MCUA Files Comment Letter on Charitable Donation Accounts
Charitable Donation Accounts (CDAs) are hybrid charitable and investment vehicles. They must primarily benefit a charity, such as the National Credit Union Foundation. However, the accounts would also allow federal credit unions to make investments that are otherwise prohibited and could have a higher return as long as the majority of the returns are provided to charities. The proposed rule contains several requirements for federal credit unions that invest in these accounts, including:
- The primary purpose of the accounts must be to generate funds for tax-exempt charities chosen by federal credit unions.
- The total investment in all such accounts must be limited to 3% of the federal credit union’s net worth for the duration of the accounts. This means that at all times, the aggregate book value of all such investments must not exceed 3% of net worth, regardless of the level of the initial investment.
- A minimum of 51% of the total return from such an account must be distributed to one or more qualified charities.
- Distributions must be made to qualified charities no less frequently than every five years.
- Assets of these accounts must be held in segregated, custodial accounts or special purpose entities regulated by the Office of the Comptroller of the Currency, the U.S. Securities and Exchange Commission, or another federal regulatory agency. Credit unions could make their own investment decisions, but if another entity is managing the account, that entity would have to be a Registered Investment Advisor.
The Missouri Credit Union Association (MCUA) filed a comment letter on October 21, 2013, and strongly supports the creation of hybrid charitable and investment vehicles. MCUA commends the National Credit Union Administration's (NCUA) willingness to develop a regulatory framework to support this structure. Nevertheless, MCUA urges NCUA to improve the proposal in a few key areas.
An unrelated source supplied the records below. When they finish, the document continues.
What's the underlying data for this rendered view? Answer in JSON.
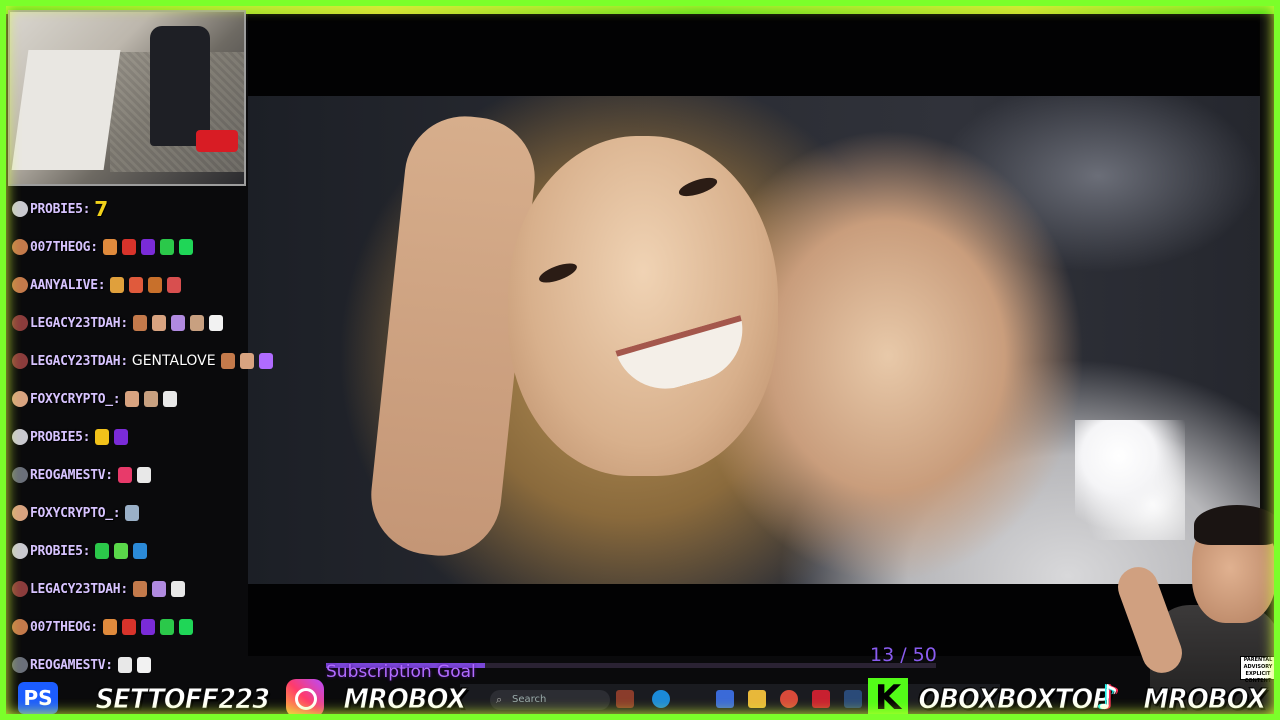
{
  "chat": {
    "messages": [
      {
        "user": "PROBIE5:",
        "text": "7",
        "avatar_color": "#c9c9d0",
        "emotes": []
      },
      {
        "user": "007THEOG:",
        "text": "",
        "avatar_color": "#c47a4b",
        "emotes": [
          "#e08a3c",
          "#d8332b",
          "#7a2bd8",
          "#2bc84a",
          "#1fd657"
        ]
      },
      {
        "user": "AANYALIVE:",
        "text": "",
        "avatar_color": "#c47a4b",
        "emotes": [
          "#e0a03c",
          "#e05a3c",
          "#c8702b",
          "#d84f4f"
        ]
      },
      {
        "user": "LEGACY23TDAH:",
        "text": "",
        "avatar_color": "#8b3c3c",
        "emotes": [
          "#c47a4b",
          "#d8a380",
          "#b08ae0",
          "#c8a080",
          "#f2f2f2"
        ]
      },
      {
        "user": "LEGACY23TDAH:",
        "text": "GENTALOVE",
        "avatar_color": "#8b3c3c",
        "emotes": [
          "#c47a4b",
          "#d8a380",
          "#b06bff"
        ]
      },
      {
        "user": "FOXYCRYPTO_:",
        "text": "",
        "avatar_color": "#d8a380",
        "emotes": [
          "#d8a380",
          "#c8a080",
          "#e8e8e8"
        ]
      },
      {
        "user": "PROBIE5:",
        "text": "",
        "avatar_color": "#c9c9d0",
        "emotes": [
          "#f2c21a",
          "#7a2bd8"
        ]
      },
      {
        "user": "REOGAMESTV:",
        "text": "",
        "avatar_color": "#6a6f7a",
        "emotes": [
          "#e83a6a",
          "#e8e8e8"
        ]
      },
      {
        "user": "FOXYCRYPTO_:",
        "text": "",
        "avatar_color": "#d8a380",
        "emotes": [
          "#9ab0c8"
        ]
      },
      {
        "user": "PROBIE5:",
        "text": "",
        "avatar_color": "#c9c9d0",
        "emotes": [
          "#2bc84a",
          "#5ad84a",
          "#2b8ad8"
        ]
      },
      {
        "user": "LEGACY23TDAH:",
        "text": "",
        "avatar_color": "#8b3c3c",
        "emotes": [
          "#c47a4b",
          "#b08ae0",
          "#e8e8e8"
        ]
      },
      {
        "user": "007THEOG:",
        "text": "",
        "avatar_color": "#c47a4b",
        "emotes": [
          "#e08a3c",
          "#d8332b",
          "#7a2bd8",
          "#2bc84a",
          "#1fd657"
        ]
      },
      {
        "user": "REOGAMESTV:",
        "text": "",
        "avatar_color": "#6a6f7a",
        "emotes": [
          "#e8e8e8",
          "#f2f2f2"
        ]
      }
    ]
  },
  "subscription_goal": {
    "label": "Subscription Goal",
    "current": 13,
    "target": 50,
    "count_text": "13 / 50",
    "color": "#8a5cf0"
  },
  "taskbar": {
    "search_placeholder": "Search"
  },
  "socials": [
    {
      "platform": "playstation",
      "icon": "playstation-icon",
      "handle": "SETTOFF223",
      "icon_glyph": "PS"
    },
    {
      "platform": "instagram",
      "icon": "instagram-icon",
      "handle": "MROBOX"
    },
    {
      "platform": "kick",
      "icon": "kick-icon",
      "handle": "OBOXBOXTOP",
      "icon_glyph": "K"
    },
    {
      "platform": "tiktok",
      "icon": "tiktok-icon",
      "handle": "MROBOX",
      "icon_glyph": "♪"
    }
  ],
  "advisory": "PARENTAL ADVISORY EXPLICIT CONTENT",
  "colors": {
    "frame": "#7bff2a",
    "chat_username": "#d7c3ff",
    "goal": "#8a5cf0"
  }
}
First, limitations on a federal credit union’s Aggregate Contributions to CDAs should be made more flexible by specifying the net worth limitation be measured at the time of purchase or placement of the investment in the CDA and at the time of any subsequent additional investment and raising it from 3% to 5% of net worth. It is also recommended that disbursements be made on an annual basis. Second, the rule should include 704 exclusions to allow corporate credit union participation in CDAs. Third, SEC registration requirements for OCC-Supervised Entities that Manage CDAs for federal credit unions should be eliminated to prevent redundant regulatory oversight. Fourth, the proposal should be modified to allow for a credit union to recoup its costs so that these do not impact the Total Return.